* _Exercise aim_
Set down each line of the records once more, precisely, and omit the pictures.
--- START ---
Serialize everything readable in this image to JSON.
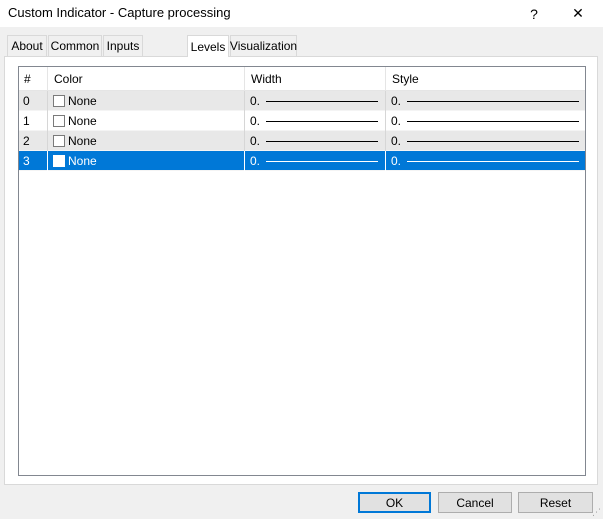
{
  "window": {
    "title": "Custom Indicator - Capture processing",
    "help_glyph": "?",
    "close_glyph": "✕"
  },
  "tabs": [
    {
      "label": "About",
      "active": false
    },
    {
      "label": "Common",
      "active": false
    },
    {
      "label": "Inputs",
      "active": false
    },
    {
      "label": "Levels",
      "active": true
    },
    {
      "label": "Visualization",
      "active": false
    }
  ],
  "grid": {
    "columns": [
      "#",
      "Color",
      "Width",
      "Style"
    ],
    "rows": [
      {
        "index": "0",
        "color": "None",
        "width": "0.",
        "style": "0."
      },
      {
        "index": "1",
        "color": "None",
        "width": "0.",
        "style": "0."
      },
      {
        "index": "2",
        "color": "None",
        "width": "0.",
        "style": "0."
      },
      {
        "index": "3",
        "color": "None",
        "width": "0.",
        "style": "0."
      }
    ],
    "selected_row": 3
  },
  "buttons": {
    "ok": "OK",
    "cancel": "Cancel",
    "reset": "Reset"
  },
  "colors": {
    "selection": "#0078d7",
    "alt_row": "#e8e8e8"
  }
}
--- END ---
* _Output below_
Serialize everything readable in this image to JSON.
{
  "window": {
    "title": "Custom Indicator - Capture processing",
    "help_glyph": "?",
    "close_glyph": "✕"
  },
  "tabs": [
    {
      "label": "About",
      "active": false
    },
    {
      "label": "Common",
      "active": false
    },
    {
      "label": "Inputs",
      "active": false
    },
    {
      "label": "Levels",
      "active": true
    },
    {
      "label": "Visualization",
      "active": false
    }
  ],
  "grid": {
    "columns": [
      "#",
      "Color",
      "Width",
      "Style"
    ],
    "rows": [
      {
        "index": "0",
        "color": "None",
        "width": "0.",
        "style": "0."
      },
      {
        "index": "1",
        "color": "None",
        "width": "0.",
        "style": "0."
      },
      {
        "index": "2",
        "color": "None",
        "width": "0.",
        "style": "0."
      },
      {
        "index": "3",
        "color": "None",
        "width": "0.",
        "style": "0."
      }
    ],
    "selected_row": 3
  },
  "buttons": {
    "ok": "OK",
    "cancel": "Cancel",
    "reset": "Reset"
  },
  "colors": {
    "selection": "#0078d7",
    "alt_row": "#e8e8e8"
  }
}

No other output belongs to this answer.